SF: You describe Emaciator's early intentions as "anonymity and early industrial / power electronics", as opposed to present intentions of "progression; evolution; hybrids; drone / meditation, etc..." What has influenced you into thinking differently about your art in this time of transition?
JB: After a while I realized it was dumb, immature, and regressive for me to be playing any sort of variation on the dead horse of 'power electronics.' I wanted to do something with lasting depth, while also suggesting progress; it just began to happen naturally.
About four years ago you released a cassette on Josh Rose's rundownsun label and you've also collaborated with Sam Mckinlay in the supergroup Black Air. How were these Vancouver connections spawned and how boundless is your relationship with the city?
Unfortunately I haven't had any contact with Sam or Josh for a while now; they're both good guys, though, and Sam is one of few people left incorporating great ideas into 'the harsh noise object.' I think I met both of them through the usual channels of mutual appreciation, trading, etc. I've been to Vancouver a few times and have always had a good experience within the city. I definitely need to go back sometime.

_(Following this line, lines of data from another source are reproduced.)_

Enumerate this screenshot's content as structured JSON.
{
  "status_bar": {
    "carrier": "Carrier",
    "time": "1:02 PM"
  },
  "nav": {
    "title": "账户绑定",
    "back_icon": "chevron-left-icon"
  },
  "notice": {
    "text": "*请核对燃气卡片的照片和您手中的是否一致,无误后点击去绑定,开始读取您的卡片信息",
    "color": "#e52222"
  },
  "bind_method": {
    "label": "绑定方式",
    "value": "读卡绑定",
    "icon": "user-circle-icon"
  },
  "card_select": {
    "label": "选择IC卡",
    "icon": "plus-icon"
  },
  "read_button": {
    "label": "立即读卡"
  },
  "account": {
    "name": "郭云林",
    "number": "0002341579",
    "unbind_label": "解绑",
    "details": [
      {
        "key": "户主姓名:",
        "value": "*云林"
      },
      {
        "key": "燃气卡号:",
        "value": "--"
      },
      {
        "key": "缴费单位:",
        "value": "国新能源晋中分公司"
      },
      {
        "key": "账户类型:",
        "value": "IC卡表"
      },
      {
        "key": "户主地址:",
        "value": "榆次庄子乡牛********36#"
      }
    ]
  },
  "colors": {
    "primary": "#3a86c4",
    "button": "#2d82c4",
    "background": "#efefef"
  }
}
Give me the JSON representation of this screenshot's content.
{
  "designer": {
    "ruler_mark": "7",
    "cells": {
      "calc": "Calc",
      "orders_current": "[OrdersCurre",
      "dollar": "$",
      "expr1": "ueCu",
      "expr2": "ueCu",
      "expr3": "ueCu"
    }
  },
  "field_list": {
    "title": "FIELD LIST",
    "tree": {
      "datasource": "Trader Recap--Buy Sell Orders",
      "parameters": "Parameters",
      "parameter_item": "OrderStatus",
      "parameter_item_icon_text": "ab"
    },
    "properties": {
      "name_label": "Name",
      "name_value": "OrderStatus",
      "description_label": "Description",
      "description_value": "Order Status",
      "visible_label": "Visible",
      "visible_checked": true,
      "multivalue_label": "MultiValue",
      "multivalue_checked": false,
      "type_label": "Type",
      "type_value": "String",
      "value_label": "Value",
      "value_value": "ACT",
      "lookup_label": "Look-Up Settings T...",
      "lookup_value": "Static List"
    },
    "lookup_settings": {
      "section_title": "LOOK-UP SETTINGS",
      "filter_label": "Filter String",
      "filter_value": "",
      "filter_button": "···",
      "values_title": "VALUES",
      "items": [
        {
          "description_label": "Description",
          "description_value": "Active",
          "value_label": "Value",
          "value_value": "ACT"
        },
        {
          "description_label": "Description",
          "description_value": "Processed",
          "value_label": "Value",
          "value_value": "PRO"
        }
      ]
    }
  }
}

You've performed live extensively through the east and west coasts of the US. What has been your experience with the live setting? Any interesting stories while on tour?
I go back and forth with this -- sometimes I like it, sometimes I don't; there are a lot of factors that vary from one show to another. It took me a long time to embrace the uncertainty and accept the fact that the live set is never perfect. However, I will always be most comfortable in the studio.
As for tour stories: getting verbally berated as 'performance art' in front of a crowd in Minneapolis just for doing something that someone else didn't agree with is the experience that best stands out. Too bad I didn't get to join the fight that erupted.
Of the growing number of Emaciator satellite projects, your collaboration with Shannon Kennedy is no doubt perennial. What has made Pedestrian Deposit a lasting musical force?
Stubbornness, possibly. I don't think I can accurately answer this question. With that said, though, P.D. is the only project I'm interested in doing at this point; both of us are very interested in combining hybrids from several genres of music that influence us. I view my other projects as examinations into specific interests; very streamlined, more temporary for one reason or another.
Almost all of your releases, including those you release on your own label, are cassettes. What draws you to the analog format? Do you feel as though tapes make as much of a lasting impact as other formats?
When I started, it was a matter of financial convenience to do tapes. I also wanted to push the format into uncharted territory distribution-wise, but that was unsuccessful. Now, it is obsession -- I probably listen to cassettes more often than any other format, and have for years.
I certainly hope that tapes have some sort of a lasting impact, as they do for me. But some people cannot be changed. It frustrates me when more traditionally-minded people view tape releases as 'temporary.' CD-r's strike me as temporary, and downloads even more so. This is part of my goal with Monorail, to change this mindset -- and I will continue to strive for it.